→ Exercise instructions: Type out every line of the data again, exactly.

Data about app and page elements
*** Block opens ***
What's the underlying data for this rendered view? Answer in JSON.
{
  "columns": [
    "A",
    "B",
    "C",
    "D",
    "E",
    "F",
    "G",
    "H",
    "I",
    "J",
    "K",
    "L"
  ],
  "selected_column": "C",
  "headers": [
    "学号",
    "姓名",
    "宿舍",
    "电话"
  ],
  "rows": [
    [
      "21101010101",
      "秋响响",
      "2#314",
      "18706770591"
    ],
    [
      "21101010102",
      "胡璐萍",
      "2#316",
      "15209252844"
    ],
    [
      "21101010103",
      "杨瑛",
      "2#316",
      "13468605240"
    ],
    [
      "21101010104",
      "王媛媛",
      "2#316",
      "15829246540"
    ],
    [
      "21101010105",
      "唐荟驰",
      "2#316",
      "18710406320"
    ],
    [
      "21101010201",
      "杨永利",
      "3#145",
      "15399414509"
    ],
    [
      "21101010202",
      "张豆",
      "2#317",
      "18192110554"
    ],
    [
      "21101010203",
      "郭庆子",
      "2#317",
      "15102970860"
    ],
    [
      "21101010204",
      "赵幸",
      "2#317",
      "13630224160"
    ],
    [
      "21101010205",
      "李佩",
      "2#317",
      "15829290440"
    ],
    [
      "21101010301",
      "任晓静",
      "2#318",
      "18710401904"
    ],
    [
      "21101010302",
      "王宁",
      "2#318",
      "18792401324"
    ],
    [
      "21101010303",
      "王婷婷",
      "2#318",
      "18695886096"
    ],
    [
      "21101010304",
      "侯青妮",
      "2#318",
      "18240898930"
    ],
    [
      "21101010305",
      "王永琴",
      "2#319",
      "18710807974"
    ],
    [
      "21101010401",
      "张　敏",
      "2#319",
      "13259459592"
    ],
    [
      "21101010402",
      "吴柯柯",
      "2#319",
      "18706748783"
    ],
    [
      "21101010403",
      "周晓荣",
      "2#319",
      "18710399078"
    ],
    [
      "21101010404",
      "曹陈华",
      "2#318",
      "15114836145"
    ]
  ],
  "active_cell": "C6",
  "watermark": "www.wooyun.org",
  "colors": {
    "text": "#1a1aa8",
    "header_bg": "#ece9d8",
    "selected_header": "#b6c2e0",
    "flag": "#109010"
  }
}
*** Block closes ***
→ Final answer:
What's the underlying data for this rendered view? Answer in JSON.
{
  "columns": [
    "A",
    "B",
    "C",
    "D",
    "E",
    "F",
    "G",
    "H",
    "I",
    "J",
    "K",
    "L"
  ],
  "selected_column": "C",
  "headers": [
    "学号",
    "姓名",
    "宿舍",
    "电话"
  ],
  "rows": [
    [
      "21101010101",
      "秋响响",
      "2#314",
      "18706770591"
    ],
    [
      "21101010102",
      "胡璐萍",
      "2#316",
      "15209252844"
    ],
    [
      "21101010103",
      "杨瑛",
      "2#316",
      "13468605240"
    ],
    [
      "21101010104",
      "王媛媛",
      "2#316",
      "15829246540"
    ],
    [
      "21101010105",
      "唐荟驰",
      "2#316",
      "18710406320"
    ],
    [
      "21101010201",
      "杨永利",
      "3#145",
      "15399414509"
    ],
    [
      "21101010202",
      "张豆",
      "2#317",
      "18192110554"
    ],
    [
      "21101010203",
      "郭庆子",
      "2#317",
      "15102970860"
    ],
    [
      "21101010204",
      "赵幸",
      "2#317",
      "13630224160"
    ],
    [
      "21101010205",
      "李佩",
      "2#317",
      "15829290440"
    ],
    [
      "21101010301",
      "任晓静",
      "2#318",
      "18710401904"
    ],
    [
      "21101010302",
      "王宁",
      "2#318",
      "18792401324"
    ],
    [
      "21101010303",
      "王婷婷",
      "2#318",
      "18695886096"
    ],
    [
      "21101010304",
      "侯青妮",
      "2#318",
      "18240898930"
    ],
    [
      "21101010305",
      "王永琴",
      "2#319",
      "18710807974"
    ],
    [
      "21101010401",
      "张　敏",
      "2#319",
      "13259459592"
    ],
    [
      "21101010402",
      "吴柯柯",
      "2#319",
      "18706748783"
    ],
    [
      "21101010403",
      "周晓荣",
      "2#319",
      "18710399078"
    ],
    [
      "21101010404",
      "曹陈华",
      "2#318",
      "15114836145"
    ]
  ],
  "active_cell": "C6",
  "watermark": "www.wooyun.org",
  "colors": {
    "text": "#1a1aa8",
    "header_bg": "#ece9d8",
    "selected_header": "#b6c2e0",
    "flag": "#109010"
  }
}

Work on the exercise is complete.